# Data extracts
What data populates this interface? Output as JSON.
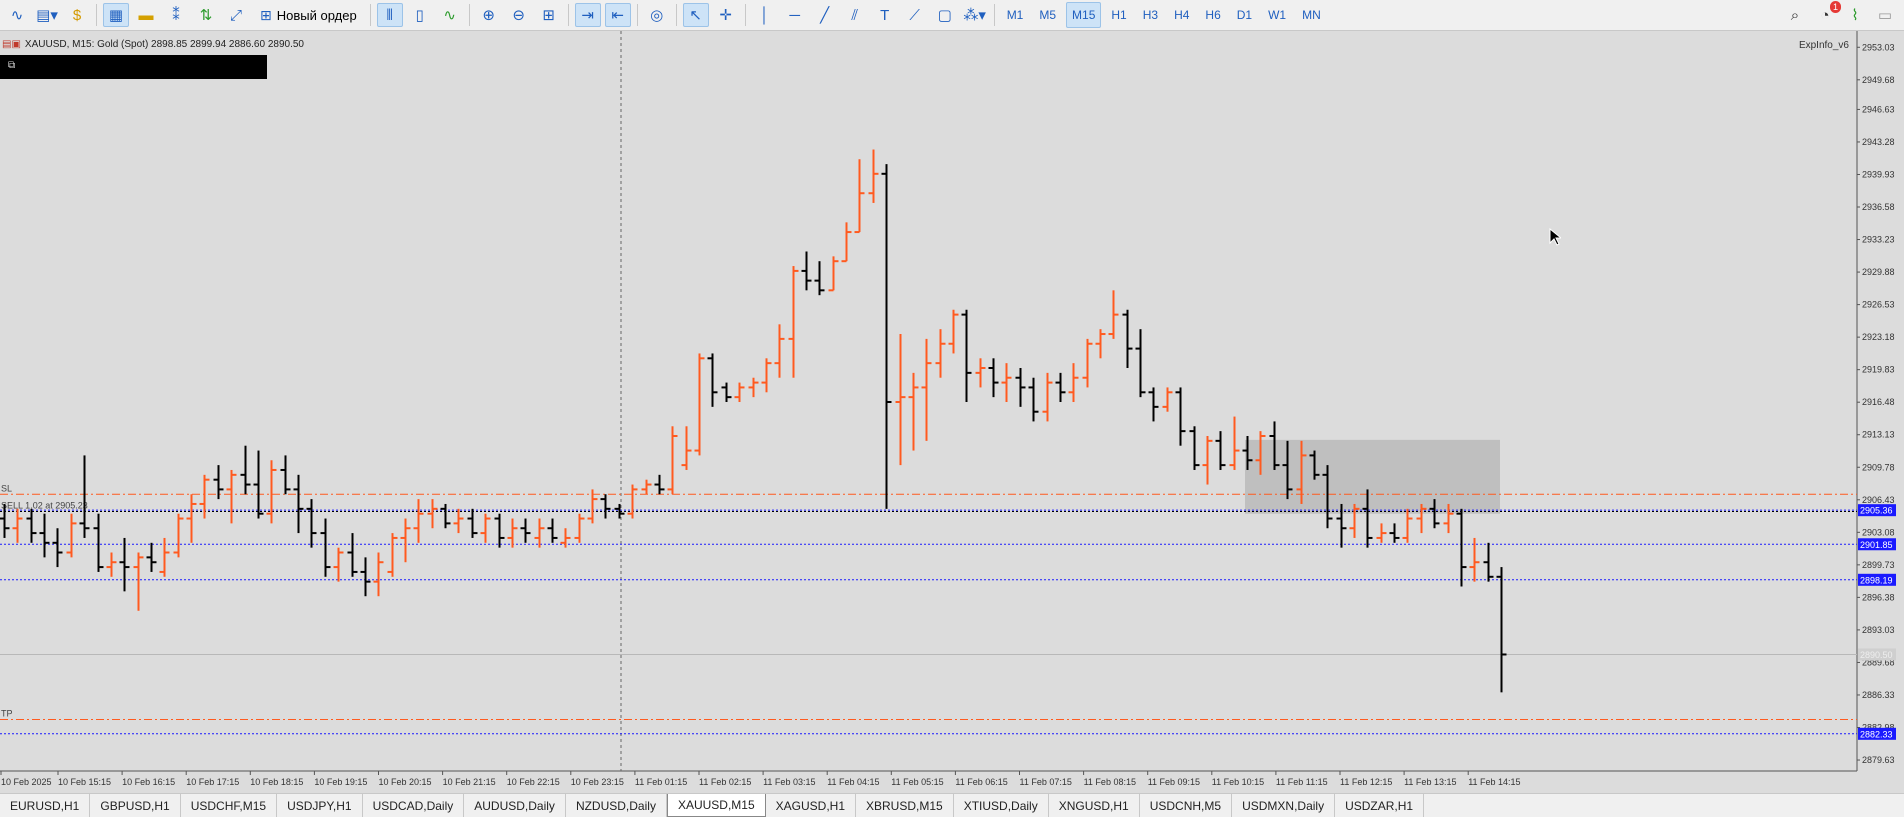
{
  "toolbar": {
    "new_order_label": "Новый ордер",
    "timeframes": [
      "M1",
      "M5",
      "M15",
      "H1",
      "H3",
      "H4",
      "H6",
      "D1",
      "W1",
      "MN"
    ],
    "active_timeframe": "M15",
    "notification_count": "1"
  },
  "chart": {
    "symbol_line": "XAUUSD, M15:  Gold (Spot)  2898.85 2899.94 2886.60 2890.50",
    "indicator_label": "ExpInfo_v6",
    "sl_label": "SL",
    "order_label": "SELL 1.02 at 2905.23",
    "tp_label": "TP",
    "price_ticks": [
      "2953.03",
      "2949.68",
      "2946.63",
      "2943.28",
      "2939.93",
      "2936.58",
      "2933.23",
      "2929.88",
      "2926.53",
      "2923.18",
      "2919.83",
      "2916.48",
      "2913.13",
      "2909.78",
      "2906.43",
      "2903.08",
      "2899.73",
      "2896.38",
      "2893.03",
      "2889.68",
      "2886.33",
      "2882.98",
      "2879.63"
    ],
    "price_markers": [
      {
        "value": "2905.36",
        "kind": "blue"
      },
      {
        "value": "2901.85",
        "kind": "blue"
      },
      {
        "value": "2898.19",
        "kind": "blue"
      },
      {
        "value": "2890.50",
        "kind": "gray"
      },
      {
        "value": "2882.33",
        "kind": "blue"
      }
    ],
    "time_labels": [
      "10 Feb 2025",
      "10 Feb 15:15",
      "10 Feb 16:15",
      "10 Feb 17:15",
      "10 Feb 18:15",
      "10 Feb 19:15",
      "10 Feb 20:15",
      "10 Feb 21:15",
      "10 Feb 22:15",
      "10 Feb 23:15",
      "11 Feb 01:15",
      "11 Feb 02:15",
      "11 Feb 03:15",
      "11 Feb 04:15",
      "11 Feb 05:15",
      "11 Feb 06:15",
      "11 Feb 07:15",
      "11 Feb 08:15",
      "11 Feb 09:15",
      "11 Feb 10:15",
      "11 Feb 11:15",
      "11 Feb 12:15",
      "11 Feb 13:15",
      "11 Feb 14:15"
    ],
    "colors": {
      "background": "#dcdcdc",
      "bull": "#ff5a1f",
      "bear": "#000000",
      "blue_line": "#1a1aff",
      "red_line": "#ff5a1f",
      "zone": "#bfbfbf"
    }
  },
  "chart_data": {
    "type": "ohlc",
    "symbol": "XAUUSD",
    "timeframe": "M15",
    "ylim": [
      2878.5,
      2954.5
    ],
    "levels": {
      "sl": 2907.0,
      "sell_entry": 2905.23,
      "blue_lines": [
        2905.36,
        2901.85,
        2898.19,
        2882.33
      ],
      "current": 2890.5,
      "tp": 2883.8
    },
    "zone": {
      "from": 2905.0,
      "to": 2912.6
    },
    "bars": [
      [
        2904.5,
        2906.0,
        2902.5,
        2903.5
      ],
      [
        2903.5,
        2905.5,
        2902.0,
        2904.5
      ],
      [
        2904.5,
        2905.5,
        2902.0,
        2903.0
      ],
      [
        2903.0,
        2905.0,
        2900.5,
        2902.0
      ],
      [
        2902.0,
        2903.5,
        2899.5,
        2901.0
      ],
      [
        2901.0,
        2905.0,
        2900.5,
        2904.0
      ],
      [
        2904.0,
        2911.0,
        2902.5,
        2903.5
      ],
      [
        2903.5,
        2905.0,
        2899.0,
        2899.5
      ],
      [
        2899.5,
        2901.0,
        2898.5,
        2900.0
      ],
      [
        2900.0,
        2902.5,
        2897.0,
        2899.5
      ],
      [
        2899.5,
        2901.0,
        2895.0,
        2900.5
      ],
      [
        2900.5,
        2902.0,
        2899.0,
        2900.0
      ],
      [
        2899.0,
        2902.5,
        2898.5,
        2901.0
      ],
      [
        2901.0,
        2905.0,
        2900.5,
        2904.5
      ],
      [
        2904.5,
        2907.0,
        2902.0,
        2906.0
      ],
      [
        2906.0,
        2909.0,
        2904.5,
        2908.5
      ],
      [
        2908.5,
        2910.0,
        2906.5,
        2907.5
      ],
      [
        2907.5,
        2909.5,
        2904.0,
        2909.0
      ],
      [
        2909.0,
        2912.0,
        2907.0,
        2908.0
      ],
      [
        2908.0,
        2911.5,
        2904.5,
        2905.0
      ],
      [
        2905.0,
        2910.5,
        2904.0,
        2909.5
      ],
      [
        2909.5,
        2911.0,
        2907.0,
        2907.5
      ],
      [
        2907.5,
        2909.0,
        2903.0,
        2905.5
      ],
      [
        2905.5,
        2906.5,
        2901.5,
        2903.0
      ],
      [
        2903.0,
        2904.5,
        2898.5,
        2899.5
      ],
      [
        2899.5,
        2901.5,
        2898.0,
        2901.0
      ],
      [
        2901.0,
        2903.0,
        2898.5,
        2899.0
      ],
      [
        2899.0,
        2900.5,
        2896.5,
        2898.0
      ],
      [
        2898.0,
        2901.0,
        2896.5,
        2900.0
      ],
      [
        2899.0,
        2903.0,
        2898.5,
        2902.5
      ],
      [
        2902.5,
        2904.5,
        2900.0,
        2903.5
      ],
      [
        2903.5,
        2906.5,
        2902.0,
        2905.0
      ],
      [
        2905.0,
        2906.5,
        2903.5,
        2905.5
      ],
      [
        2905.5,
        2906.0,
        2903.5,
        2904.0
      ],
      [
        2904.0,
        2905.5,
        2903.0,
        2904.5
      ],
      [
        2904.5,
        2905.5,
        2902.5,
        2903.0
      ],
      [
        2903.0,
        2905.0,
        2902.0,
        2904.5
      ],
      [
        2904.5,
        2905.0,
        2901.5,
        2902.5
      ],
      [
        2902.5,
        2904.5,
        2901.5,
        2903.5
      ],
      [
        2903.5,
        2904.5,
        2902.0,
        2903.0
      ],
      [
        2902.5,
        2904.5,
        2901.5,
        2903.5
      ],
      [
        2903.5,
        2904.5,
        2902.0,
        2902.5
      ],
      [
        2902.0,
        2903.5,
        2901.5,
        2902.5
      ],
      [
        2902.5,
        2905.0,
        2902.0,
        2904.5
      ],
      [
        2904.5,
        2907.5,
        2904.0,
        2906.5
      ],
      [
        2906.5,
        2907.0,
        2904.5,
        2905.5
      ],
      [
        2905.5,
        2906.0,
        2904.5,
        2905.0
      ],
      [
        2905.0,
        2908.0,
        2904.5,
        2907.5
      ],
      [
        2907.5,
        2908.5,
        2907.0,
        2908.0
      ],
      [
        2908.0,
        2909.0,
        2907.0,
        2907.5
      ],
      [
        2907.5,
        2914.0,
        2907.0,
        2913.0
      ],
      [
        2910.0,
        2914.0,
        2909.5,
        2911.5
      ],
      [
        2911.5,
        2921.5,
        2911.0,
        2921.0
      ],
      [
        2921.0,
        2921.5,
        2916.0,
        2917.5
      ],
      [
        2918.0,
        2918.5,
        2916.5,
        2917.0
      ],
      [
        2917.0,
        2918.5,
        2916.5,
        2918.0
      ],
      [
        2918.0,
        2919.0,
        2917.0,
        2918.5
      ],
      [
        2918.5,
        2921.0,
        2917.5,
        2920.5
      ],
      [
        2920.5,
        2924.5,
        2919.0,
        2923.0
      ],
      [
        2923.0,
        2930.5,
        2919.0,
        2930.0
      ],
      [
        2930.0,
        2932.0,
        2928.0,
        2929.0
      ],
      [
        2929.0,
        2931.0,
        2927.5,
        2928.0
      ],
      [
        2928.0,
        2931.5,
        2928.0,
        2931.0
      ],
      [
        2931.0,
        2935.0,
        2931.0,
        2934.0
      ],
      [
        2934.0,
        2941.5,
        2934.0,
        2938.0
      ],
      [
        2938.0,
        2942.5,
        2937.0,
        2940.0
      ],
      [
        2940.0,
        2941.0,
        2905.5,
        2916.5
      ],
      [
        2916.5,
        2923.5,
        2910.0,
        2917.0
      ],
      [
        2917.0,
        2919.5,
        2911.5,
        2918.0
      ],
      [
        2918.0,
        2923.0,
        2912.5,
        2920.5
      ],
      [
        2920.5,
        2924.0,
        2919.0,
        2922.5
      ],
      [
        2922.5,
        2926.0,
        2921.5,
        2925.5
      ],
      [
        2925.5,
        2926.0,
        2916.5,
        2919.5
      ],
      [
        2919.5,
        2921.0,
        2918.0,
        2920.0
      ],
      [
        2920.0,
        2921.0,
        2917.0,
        2918.5
      ],
      [
        2918.5,
        2920.5,
        2916.5,
        2919.0
      ],
      [
        2919.0,
        2920.0,
        2916.0,
        2918.0
      ],
      [
        2918.0,
        2919.0,
        2914.5,
        2915.5
      ],
      [
        2915.5,
        2919.5,
        2914.5,
        2918.5
      ],
      [
        2918.5,
        2919.5,
        2916.5,
        2917.5
      ],
      [
        2917.5,
        2920.5,
        2916.5,
        2919.0
      ],
      [
        2919.0,
        2923.0,
        2918.0,
        2922.5
      ],
      [
        2922.5,
        2924.0,
        2921.0,
        2923.5
      ],
      [
        2923.5,
        2928.0,
        2923.0,
        2925.5
      ],
      [
        2925.5,
        2926.0,
        2920.0,
        2922.0
      ],
      [
        2922.0,
        2924.0,
        2917.0,
        2917.5
      ],
      [
        2917.5,
        2918.0,
        2914.5,
        2916.0
      ],
      [
        2916.0,
        2918.0,
        2915.5,
        2917.5
      ],
      [
        2917.5,
        2918.0,
        2912.0,
        2913.5
      ],
      [
        2913.5,
        2914.0,
        2909.5,
        2910.0
      ],
      [
        2910.0,
        2913.0,
        2908.0,
        2912.5
      ],
      [
        2912.5,
        2913.5,
        2909.5,
        2910.0
      ],
      [
        2910.0,
        2915.0,
        2909.5,
        2911.5
      ],
      [
        2911.5,
        2913.0,
        2909.5,
        2910.5
      ],
      [
        2910.5,
        2913.5,
        2909.0,
        2913.0
      ],
      [
        2913.0,
        2914.5,
        2909.5,
        2910.0
      ],
      [
        2910.0,
        2912.5,
        2906.5,
        2907.5
      ],
      [
        2907.5,
        2912.5,
        2906.0,
        2911.0
      ],
      [
        2911.0,
        2911.5,
        2908.5,
        2909.0
      ],
      [
        2909.0,
        2910.0,
        2903.5,
        2904.5
      ],
      [
        2904.5,
        2906.0,
        2901.5,
        2903.5
      ],
      [
        2903.5,
        2906.0,
        2902.5,
        2905.5
      ],
      [
        2905.5,
        2907.5,
        2901.5,
        2902.5
      ],
      [
        2902.5,
        2904.0,
        2902.0,
        2903.0
      ],
      [
        2903.0,
        2904.0,
        2902.0,
        2902.5
      ],
      [
        2902.5,
        2905.5,
        2902.0,
        2904.5
      ],
      [
        2904.5,
        2906.0,
        2903.0,
        2905.5
      ],
      [
        2905.5,
        2906.5,
        2903.5,
        2904.0
      ],
      [
        2904.0,
        2906.0,
        2903.0,
        2905.0
      ],
      [
        2905.0,
        2905.5,
        2897.5,
        2899.5
      ],
      [
        2899.5,
        2902.5,
        2898.0,
        2900.0
      ],
      [
        2900.0,
        2902.0,
        2898.0,
        2898.5
      ],
      [
        2898.5,
        2899.5,
        2886.6,
        2890.5
      ]
    ]
  }
}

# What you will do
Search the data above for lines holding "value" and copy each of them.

# Exercise answer
        "value": "2905.36",
        "value": "2901.85",
        "value": "2898.19",
        "value": "2890.50",
        "value": "2882.33",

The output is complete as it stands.